[Website and app data records]
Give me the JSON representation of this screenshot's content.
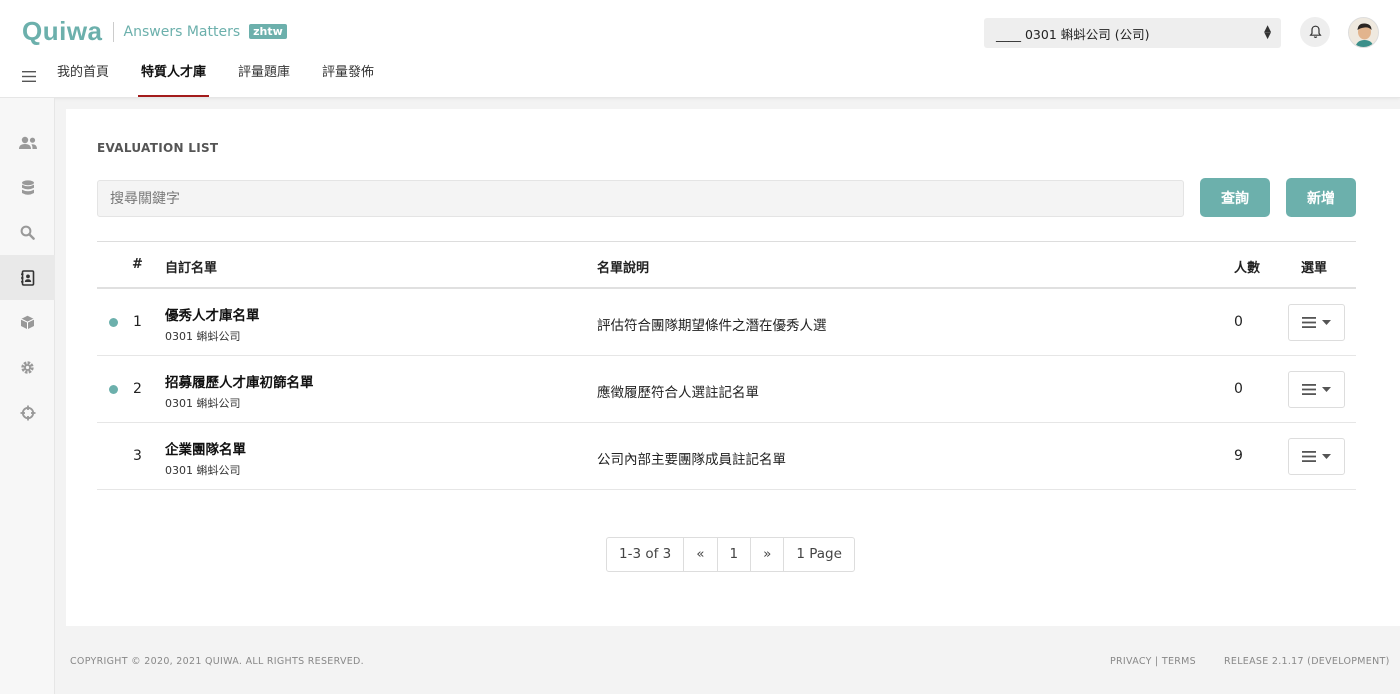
{
  "brand": {
    "logo": "Quiwa",
    "tagline": "Answers Matters",
    "lang": "zhtw"
  },
  "header": {
    "company_select": "____ 0301 蝌蚪公司 (公司)"
  },
  "nav": {
    "items": [
      "我的首頁",
      "特質人才庫",
      "評量題庫",
      "評量發佈"
    ],
    "active_index": 1
  },
  "sidebar": {
    "icons": [
      "users-icon",
      "database-icon",
      "search-icon",
      "contact-book-icon",
      "box-icon",
      "gear-icon",
      "crosshair-icon"
    ],
    "active_index": 3
  },
  "main": {
    "section_title": "EVALUATION LIST",
    "search_placeholder": "搜尋關鍵字",
    "query_button": "查詢",
    "add_button": "新增",
    "table": {
      "headers": [
        "#",
        "自訂名單",
        "名單說明",
        "人數",
        "選單"
      ],
      "rows": [
        {
          "num": "1",
          "name": "優秀人才庫名單",
          "company": "0301 蝌蚪公司",
          "desc": "評估符合團隊期望條件之潛在優秀人選",
          "count": "0",
          "dot": true
        },
        {
          "num": "2",
          "name": "招募履歷人才庫初篩名單",
          "company": "0301 蝌蚪公司",
          "desc": "應徵履歷符合人選註記名單",
          "count": "0",
          "dot": true
        },
        {
          "num": "3",
          "name": "企業團隊名單",
          "company": "0301 蝌蚪公司",
          "desc": "公司內部主要團隊成員註記名單",
          "count": "9",
          "dot": false
        }
      ]
    },
    "pagination": {
      "range": "1-3 of 3",
      "prev": "«",
      "current": "1",
      "next": "»",
      "total": "1 Page"
    }
  },
  "footer": {
    "copyright": "COPYRIGHT © 2020, 2021 QUIWA. ALL RIGHTS RESERVED.",
    "links": "PRIVACY | TERMS",
    "release": "RELEASE 2.1.17 (DEVELOPMENT)"
  },
  "colors": {
    "accent": "#6cb0ac",
    "nav_underline": "#a31b1b"
  }
}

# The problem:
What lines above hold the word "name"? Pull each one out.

# Solved exercise:
          "name": "優秀人才庫名單",
          "name": "招募履歷人才庫初篩名單",
          "name": "企業團隊名單",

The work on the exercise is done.